"The United States believes that the current transition needs to be marked by inclusivity, that Egyptian authorities should avoid politicized arrests and detentions, and take steps to prevent further bloodshed and loss of life," Pentagon press secretary George Little said.
Egypt's ambulance service said 72 people were killed in Saturday's violence at a Cairo vigil by backers of deposed President Mohammed Morsi, Reuters reported.
"They will not be content until they bring back everything from the era of the corrupt, murderous security and intelligence state," senior Brotherhood official Essam el-Erian said on Facebook. "They've stepped up their efforts to do so by committing massacres never before seen in Egyptian history."
The Interior Ministry has rejected eyewitness accounts that police opened fire on the crowds and a public prosecutor has launched a probe into the violence, investigating 72 suspects for an array of crimes including murder and blocking streets, Reuters said.
Opinion remains bitterly divided about the violence, and who is to blame.
“What happened violates all religions, laws and common practices,” said Ahmed Farouk, 43, a scientific researcher. “The police and military have all the tools at their disposal to prove their innocence.”
“Every action has a reaction,” he added. “Who did the first action?”
Omayma Idriss, a gynecologist in his 50s, described Morsi supporters as “terrorists” and said the killings were carried out by their own side. “Of course, of course, they did it themselves,” he said.
“I wasn't happy with the army,” said Sahar Mohamed, 35. “We must settle things peacefully.
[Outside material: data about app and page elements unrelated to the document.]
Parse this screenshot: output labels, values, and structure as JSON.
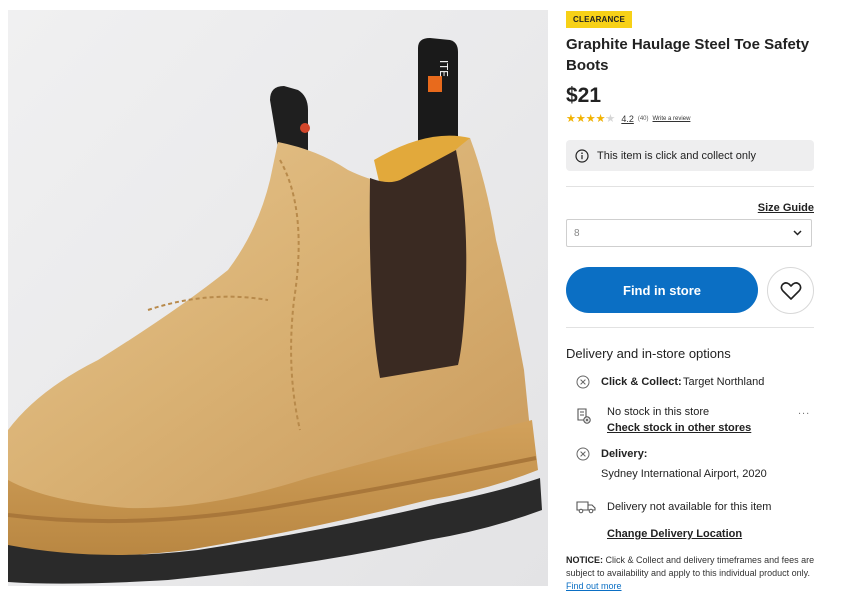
{
  "product": {
    "badge": "CLEARANCE",
    "title": "Graphite Haulage Steel Toe Safety Boots",
    "price": "$21",
    "rating": {
      "score": "4.2",
      "count": "(40)",
      "write_review": "Write a review",
      "stars_value": 4.2,
      "stars_max": 5
    },
    "click_collect_notice": "This item is click and collect only",
    "size_guide": "Size Guide",
    "size_selected": "8",
    "find_in_store": "Find in store",
    "image_brand_text": "ITE"
  },
  "delivery": {
    "heading": "Delivery and in-store options",
    "click_collect_label": "Click & Collect:",
    "click_collect_store": "Target Northland",
    "stock_status": "No stock in this store",
    "check_stock_link": "Check stock in other stores",
    "delivery_label": "Delivery:",
    "delivery_location": "Sydney International Airport, 2020",
    "delivery_status": "Delivery not available for this item",
    "change_location_link": "Change Delivery Location",
    "more_options": "..."
  },
  "notice": {
    "label": "NOTICE:",
    "text": "Click & Collect and delivery timeframes and fees are subject to availability and apply to this individual product only.",
    "link": "Find out more"
  },
  "colors": {
    "accent": "#0b6fc4",
    "badge": "#f7d117",
    "star": "#f5b400"
  }
}
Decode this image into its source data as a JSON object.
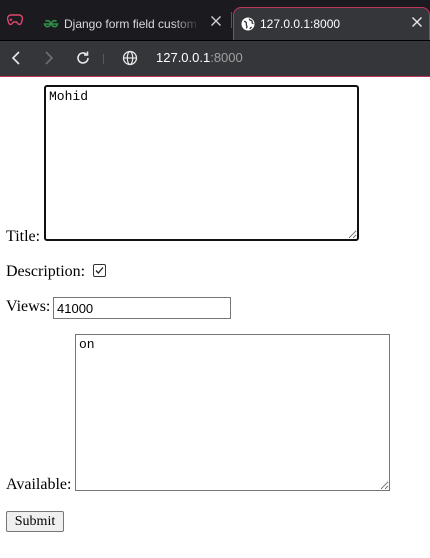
{
  "browser": {
    "tabs": [
      {
        "title": "Django form field custom widgets - GeeksforGeeks",
        "active": false,
        "icon": "geeksforgeeks-icon"
      },
      {
        "title": "127.0.0.1:8000",
        "active": true,
        "icon": "globe-icon"
      }
    ],
    "address": {
      "host": "127.0.0.1",
      "port": ":8000"
    }
  },
  "form": {
    "title_label": "Title:",
    "title_value": "Mohid",
    "description_label": "Description:",
    "description_checked": true,
    "views_label": "Views:",
    "views_value": "41000",
    "available_label": "Available:",
    "available_value": "on",
    "submit_label": "Submit"
  },
  "colors": {
    "tabbar_bg": "#1b1b1f",
    "toolbar_bg": "#35363a",
    "accent": "#c2355a",
    "gfg_green": "#2f8d46"
  }
}
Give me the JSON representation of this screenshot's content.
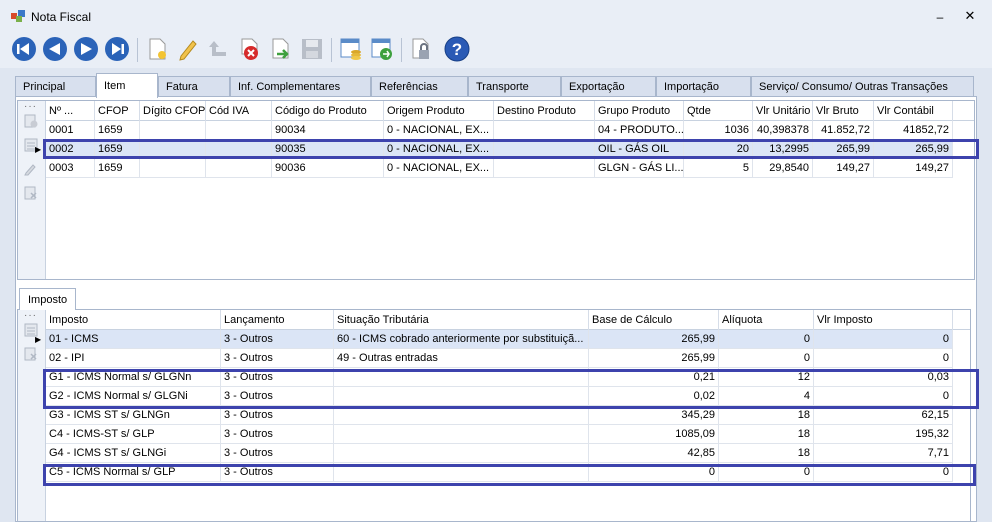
{
  "window": {
    "title": "Nota Fiscal",
    "minimize": "–",
    "close": "✕"
  },
  "toolbar": {
    "buttons": [
      "first-record",
      "previous-record",
      "next-record",
      "last-record",
      "new-record",
      "edit-record",
      "undo",
      "delete-record",
      "confirm",
      "save",
      "calculate",
      "export",
      "lock",
      "help"
    ],
    "help_label": "?"
  },
  "tabs": [
    "Principal",
    "Item",
    "Fatura",
    "Inf. Complementares",
    "Referências",
    "Transporte",
    "Exportação",
    "Importação",
    "Serviço/ Consumo/ Outras Transações"
  ],
  "items_grid": {
    "columns": [
      "Nº ...",
      "CFOP",
      "Dígito CFOP",
      "Cód IVA",
      "Código do Produto",
      "Origem Produto",
      "Destino Produto",
      "Grupo Produto",
      "Qtde",
      "Vlr Unitário",
      "Vlr Bruto",
      "Vlr Contábil"
    ],
    "sort_indicator": "▲",
    "rows": [
      [
        "0001",
        "1659",
        "",
        "",
        "90034",
        "0 - NACIONAL, EX...",
        "",
        "04 - PRODUTO...",
        "1036",
        "40,398378",
        "41.852,72",
        "41852,72"
      ],
      [
        "0002",
        "1659",
        "",
        "",
        "90035",
        "0 - NACIONAL, EX...",
        "",
        "OIL - GÁS OIL",
        "20",
        "13,2995",
        "265,99",
        "265,99"
      ],
      [
        "0003",
        "1659",
        "",
        "",
        "90036",
        "0 - NACIONAL, EX...",
        "",
        "GLGN - GÁS LI...",
        "5",
        "29,8540",
        "149,27",
        "149,27"
      ]
    ],
    "selected_row": 1
  },
  "sub_tab": "Imposto",
  "tax_grid": {
    "columns": [
      "Imposto",
      "Lançamento",
      "Situação Tributária",
      "Base de Cálculo",
      "Alíquota",
      "Vlr Imposto"
    ],
    "rows": [
      [
        "01 - ICMS",
        "3 - Outros",
        "60 - ICMS cobrado anteriormente por substituiçã...",
        "265,99",
        "0",
        "0"
      ],
      [
        "02 - IPI",
        "3 - Outros",
        "49 - Outras entradas",
        "265,99",
        "0",
        "0"
      ],
      [
        "G1 - ICMS Normal s/ GLGNn",
        "3 - Outros",
        "",
        "0,21",
        "12",
        "0,03"
      ],
      [
        "G2 - ICMS Normal s/ GLGNi",
        "3 - Outros",
        "",
        "0,02",
        "4",
        "0"
      ],
      [
        "G3 - ICMS ST s/ GLNGn",
        "3 - Outros",
        "",
        "345,29",
        "18",
        "62,15"
      ],
      [
        "C4 - ICMS-ST s/ GLP",
        "3 - Outros",
        "",
        "1085,09",
        "18",
        "195,32"
      ],
      [
        "G4 - ICMS ST s/ GLNGi",
        "3 - Outros",
        "",
        "42,85",
        "18",
        "7,71"
      ],
      [
        "C5 - ICMS Normal s/ GLP",
        "3 - Outros",
        "",
        "0",
        "0",
        "0"
      ]
    ],
    "selected_row": 0
  },
  "colors": {
    "highlight": "#3d43ad",
    "selected_row": "#dbe5f6",
    "panel_bg": "#dfe6f1"
  }
}
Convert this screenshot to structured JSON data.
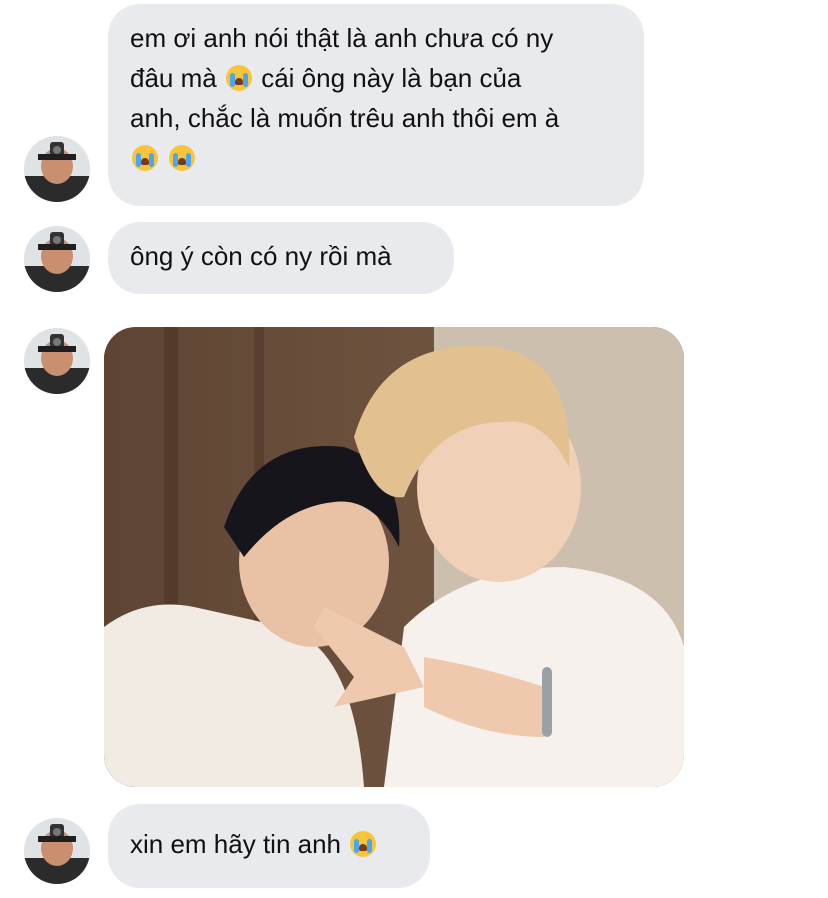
{
  "messages": [
    {
      "type": "text",
      "lines": [
        "em ơi anh nói thật là anh chưa có ny",
        "đâu mà",
        "cái ông này là bạn của",
        "anh, chắc là muốn trêu anh thôi em à"
      ]
    },
    {
      "type": "text",
      "text": "ông ý còn có ny rồi mà"
    },
    {
      "type": "photo",
      "icon": "photo-image"
    },
    {
      "type": "text",
      "text": "xin em hãy tin anh"
    }
  ],
  "emoji": "loudly-crying-face-emoji",
  "colors": {
    "bubble": "#e9eaee",
    "background": "#ffffff",
    "text": "#111111"
  }
}
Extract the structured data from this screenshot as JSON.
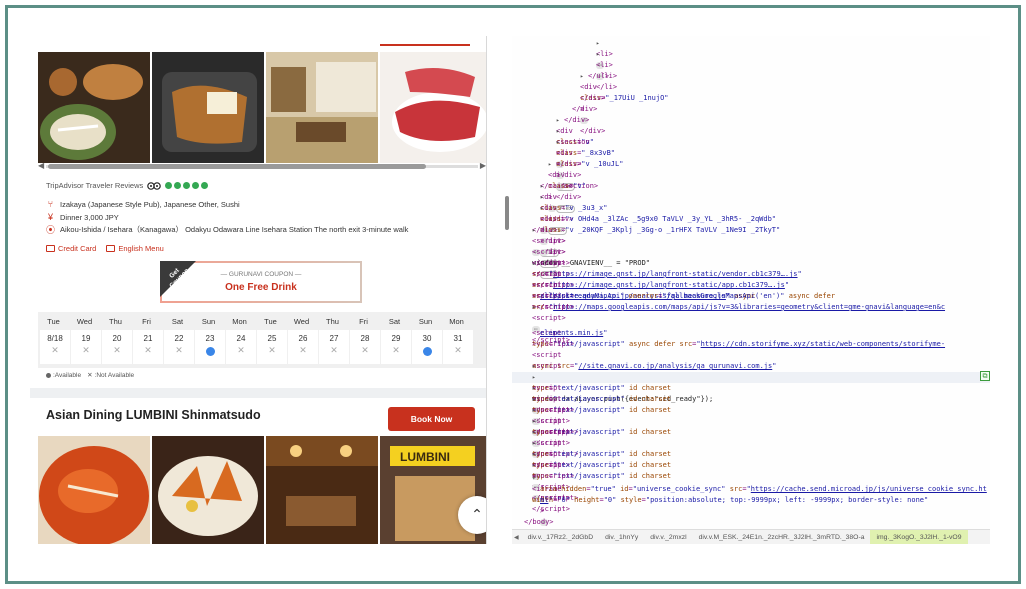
{
  "listing1": {
    "tripadvisor_label": "TripAdvisor Traveler Reviews",
    "rating_dots": 5,
    "category": "Izakaya (Japanese Style Pub), Japanese Other, Sushi",
    "price": "Dinner 3,000 JPY",
    "location": "Aikou-Ishida / Isehara（Kanagawa） Odakyu Odawara Line Isehara Station The north exit 3-minute walk",
    "tag_credit": "Credit Card",
    "tag_english": "English Menu",
    "coupon_get": "Get Coupon",
    "coupon_label": "— GURUNAVI COUPON —",
    "coupon_title": "One Free Drink"
  },
  "calendar": {
    "weekdays": [
      "Tue",
      "Wed",
      "Thu",
      "Fri",
      "Sat",
      "Sun",
      "Mon",
      "Tue",
      "Wed",
      "Thu",
      "Fri",
      "Sat",
      "Sun",
      "Mon"
    ],
    "days": [
      {
        "label": "8/18",
        "available": false
      },
      {
        "label": "19",
        "available": false
      },
      {
        "label": "20",
        "available": false
      },
      {
        "label": "21",
        "available": false
      },
      {
        "label": "22",
        "available": false
      },
      {
        "label": "23",
        "available": true
      },
      {
        "label": "24",
        "available": false
      },
      {
        "label": "25",
        "available": false
      },
      {
        "label": "26",
        "available": false
      },
      {
        "label": "27",
        "available": false
      },
      {
        "label": "28",
        "available": false
      },
      {
        "label": "29",
        "available": false
      },
      {
        "label": "30",
        "available": true
      },
      {
        "label": "31",
        "available": false
      }
    ],
    "legend_available": ":Available",
    "legend_not_available": ":Not Available"
  },
  "listing2": {
    "title": "Asian Dining LUMBINI Shinmatsudo",
    "book_label": "Book Now"
  },
  "devtools": {
    "breadcrumbs": [
      "div.v._17Rz2._2dGbD",
      "div._1hnYy",
      "div.v._2mxzl",
      "div.v.M_ESK._24E1n._2zcHR._3J2lH._3mRTD._38O-a",
      "img._3KogO._3J2lH._1-vO9"
    ]
  },
  "colors": {
    "accent": "#c8311e",
    "frame": "#5c8f86",
    "available": "#3a86e8",
    "rating": "#34a853"
  }
}
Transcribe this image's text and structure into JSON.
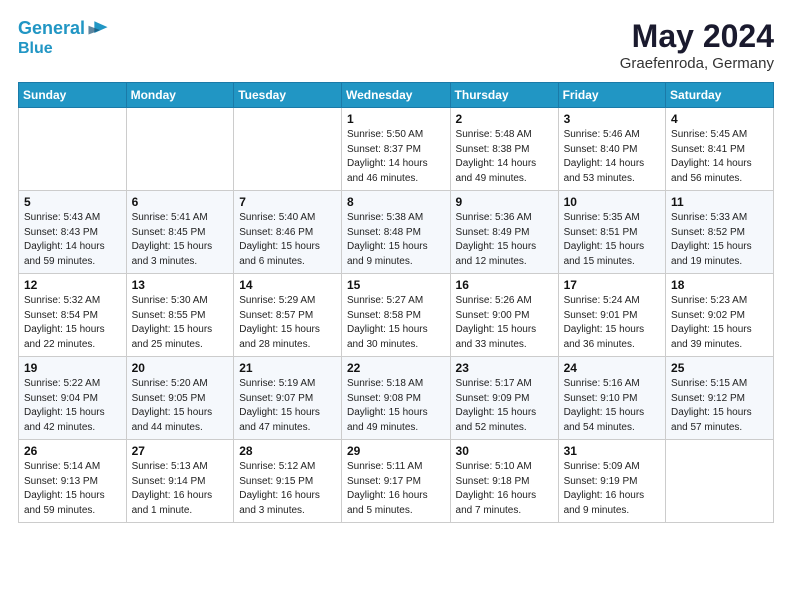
{
  "header": {
    "logo_line1": "General",
    "logo_line2": "Blue",
    "month_year": "May 2024",
    "location": "Graefenroda, Germany"
  },
  "days_of_week": [
    "Sunday",
    "Monday",
    "Tuesday",
    "Wednesday",
    "Thursday",
    "Friday",
    "Saturday"
  ],
  "weeks": [
    [
      {
        "day": "",
        "info": ""
      },
      {
        "day": "",
        "info": ""
      },
      {
        "day": "",
        "info": ""
      },
      {
        "day": "1",
        "info": "Sunrise: 5:50 AM\nSunset: 8:37 PM\nDaylight: 14 hours\nand 46 minutes."
      },
      {
        "day": "2",
        "info": "Sunrise: 5:48 AM\nSunset: 8:38 PM\nDaylight: 14 hours\nand 49 minutes."
      },
      {
        "day": "3",
        "info": "Sunrise: 5:46 AM\nSunset: 8:40 PM\nDaylight: 14 hours\nand 53 minutes."
      },
      {
        "day": "4",
        "info": "Sunrise: 5:45 AM\nSunset: 8:41 PM\nDaylight: 14 hours\nand 56 minutes."
      }
    ],
    [
      {
        "day": "5",
        "info": "Sunrise: 5:43 AM\nSunset: 8:43 PM\nDaylight: 14 hours\nand 59 minutes."
      },
      {
        "day": "6",
        "info": "Sunrise: 5:41 AM\nSunset: 8:45 PM\nDaylight: 15 hours\nand 3 minutes."
      },
      {
        "day": "7",
        "info": "Sunrise: 5:40 AM\nSunset: 8:46 PM\nDaylight: 15 hours\nand 6 minutes."
      },
      {
        "day": "8",
        "info": "Sunrise: 5:38 AM\nSunset: 8:48 PM\nDaylight: 15 hours\nand 9 minutes."
      },
      {
        "day": "9",
        "info": "Sunrise: 5:36 AM\nSunset: 8:49 PM\nDaylight: 15 hours\nand 12 minutes."
      },
      {
        "day": "10",
        "info": "Sunrise: 5:35 AM\nSunset: 8:51 PM\nDaylight: 15 hours\nand 15 minutes."
      },
      {
        "day": "11",
        "info": "Sunrise: 5:33 AM\nSunset: 8:52 PM\nDaylight: 15 hours\nand 19 minutes."
      }
    ],
    [
      {
        "day": "12",
        "info": "Sunrise: 5:32 AM\nSunset: 8:54 PM\nDaylight: 15 hours\nand 22 minutes."
      },
      {
        "day": "13",
        "info": "Sunrise: 5:30 AM\nSunset: 8:55 PM\nDaylight: 15 hours\nand 25 minutes."
      },
      {
        "day": "14",
        "info": "Sunrise: 5:29 AM\nSunset: 8:57 PM\nDaylight: 15 hours\nand 28 minutes."
      },
      {
        "day": "15",
        "info": "Sunrise: 5:27 AM\nSunset: 8:58 PM\nDaylight: 15 hours\nand 30 minutes."
      },
      {
        "day": "16",
        "info": "Sunrise: 5:26 AM\nSunset: 9:00 PM\nDaylight: 15 hours\nand 33 minutes."
      },
      {
        "day": "17",
        "info": "Sunrise: 5:24 AM\nSunset: 9:01 PM\nDaylight: 15 hours\nand 36 minutes."
      },
      {
        "day": "18",
        "info": "Sunrise: 5:23 AM\nSunset: 9:02 PM\nDaylight: 15 hours\nand 39 minutes."
      }
    ],
    [
      {
        "day": "19",
        "info": "Sunrise: 5:22 AM\nSunset: 9:04 PM\nDaylight: 15 hours\nand 42 minutes."
      },
      {
        "day": "20",
        "info": "Sunrise: 5:20 AM\nSunset: 9:05 PM\nDaylight: 15 hours\nand 44 minutes."
      },
      {
        "day": "21",
        "info": "Sunrise: 5:19 AM\nSunset: 9:07 PM\nDaylight: 15 hours\nand 47 minutes."
      },
      {
        "day": "22",
        "info": "Sunrise: 5:18 AM\nSunset: 9:08 PM\nDaylight: 15 hours\nand 49 minutes."
      },
      {
        "day": "23",
        "info": "Sunrise: 5:17 AM\nSunset: 9:09 PM\nDaylight: 15 hours\nand 52 minutes."
      },
      {
        "day": "24",
        "info": "Sunrise: 5:16 AM\nSunset: 9:10 PM\nDaylight: 15 hours\nand 54 minutes."
      },
      {
        "day": "25",
        "info": "Sunrise: 5:15 AM\nSunset: 9:12 PM\nDaylight: 15 hours\nand 57 minutes."
      }
    ],
    [
      {
        "day": "26",
        "info": "Sunrise: 5:14 AM\nSunset: 9:13 PM\nDaylight: 15 hours\nand 59 minutes."
      },
      {
        "day": "27",
        "info": "Sunrise: 5:13 AM\nSunset: 9:14 PM\nDaylight: 16 hours\nand 1 minute."
      },
      {
        "day": "28",
        "info": "Sunrise: 5:12 AM\nSunset: 9:15 PM\nDaylight: 16 hours\nand 3 minutes."
      },
      {
        "day": "29",
        "info": "Sunrise: 5:11 AM\nSunset: 9:17 PM\nDaylight: 16 hours\nand 5 minutes."
      },
      {
        "day": "30",
        "info": "Sunrise: 5:10 AM\nSunset: 9:18 PM\nDaylight: 16 hours\nand 7 minutes."
      },
      {
        "day": "31",
        "info": "Sunrise: 5:09 AM\nSunset: 9:19 PM\nDaylight: 16 hours\nand 9 minutes."
      },
      {
        "day": "",
        "info": ""
      }
    ]
  ]
}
They should have used tear gas, but never live ammunition.”
Taxi driver Hossam Said, 28, said he did not believe the claims of Muslim Brotherhood supporters who brandished shells as evidence they had been attacked by the army.
"It doesn't make any sense,” he said. “How can the person who is shooting at you be half a kilometer away and yet you have the shells? I was in the army and the maximum a shell would go is 20 meters.
"I don't know how some in the back would get shot while some in front were not. I don't know who killed them."
When asked if the army and police should clear Egypt’s squares of pro-Morsi protesters, or let them express their views, he said: "What freedom of expression, what do they have to say? They tried and failed."
Reuters contributed to this report.